Work carried out by the Scottish Genomes Partnership, a collaboration led by the Universities of Edinburgh, Glasgow, Aberdeen and Dundee and NHS Scotland, has given researchers unprecedented access to sequencing technologies.
Findings from the project are already helping to improve diagnoses of patients in the Scottish NHS, as well as advancing the understanding of rare and common diseases including cancer.
More than 400 NHS Scotland patients and their families have now had their entire genetic make-up decoded under the scheme. NHS Scotland Regional Genetics Services have identified sufficient patients with rare inherited conditions to allocate the remainder of the 1,000 genomes available in Scotland as part of the 100,000 Genomes Project.
Professor Tim Aitman, Director of the Centre of Genomic and Experimental Medicine at the University of Edinburgh, is Co-Chair of the Scottish Genomes Partnership.
He said: “As the NHS turns 70, it is the perfect opportunity for the Scottish Genomes Partnership to highlight its hope for the future through the successful partnership between four of Scotland’s medical schools, the NHS Scotland Genetics and Laboratory services and Genomics England.
“This technology offers one of the biggest opportunities in today’s NHS, delivering precise molecular information that is changing the management of diseases. It could also ultimately enable prevention of diseases. We look forward to working with participants and funders to deliver the next phase of genomic medicine to the people of Scotland.”
Professor Andrew Biankin, Director of the Wolfson Wohl Cancer Research Centre at the University of Glasgow and Co-Chair of the Scottish Genomes Partnership, said: “Genomic testing allows us to start predicting which therapies will work best for an individual cancer patient, improving outcomes whilst minimising side-effects and cost. The NHS is optimally positioned to lead in the development and implementation of precision medicine strategies for cancer.”
The Scottish Genomes Partnership has received funding from NHS Scotland, the Scottish Government and the UK Medical Research Council. It is collaborating with Genomics England as part of the 100,000 Genomes Project.
Lead clinician for the NHS Scotland Genetics Consortium and lead clinical geneticist for the Scottish Genomes Partnership, Professor Zosia Miedzybrodzka of the University of Aberdeen, said: “NHS Scotland scientists and clinicians will be working over the next year to turn the complex DNA sequence data we have collected already into test results that can make a real difference to the lives of patients and their families.”
Fiona Murphy, Director of the NHS National Services Division, said: “Innovation has driven huge changes in the NHS over the past 70 years with new technologies bringing benefits to all patients.

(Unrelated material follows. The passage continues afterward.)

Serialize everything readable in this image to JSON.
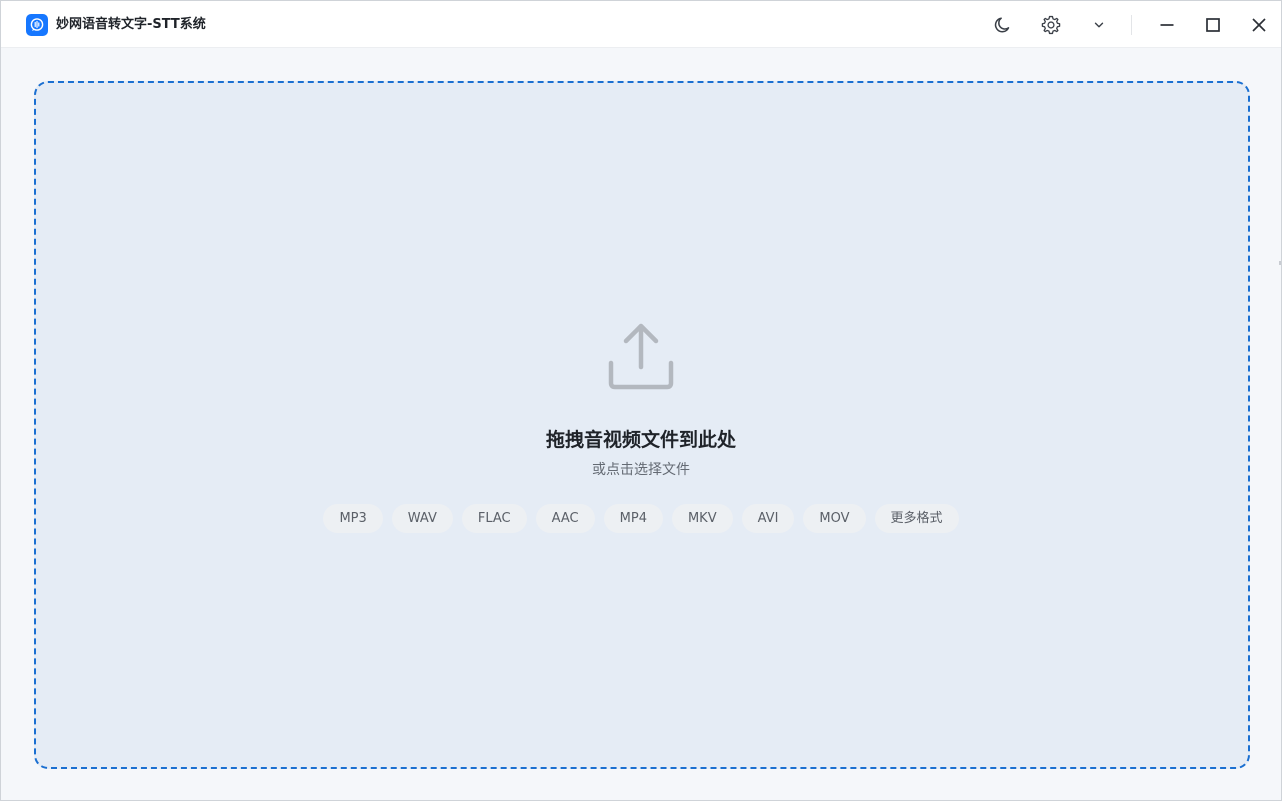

Genomics will be central to future medical advances and it is fantastic to be part of the SGP leading a new wave of innovation in the NHS in Scotland.”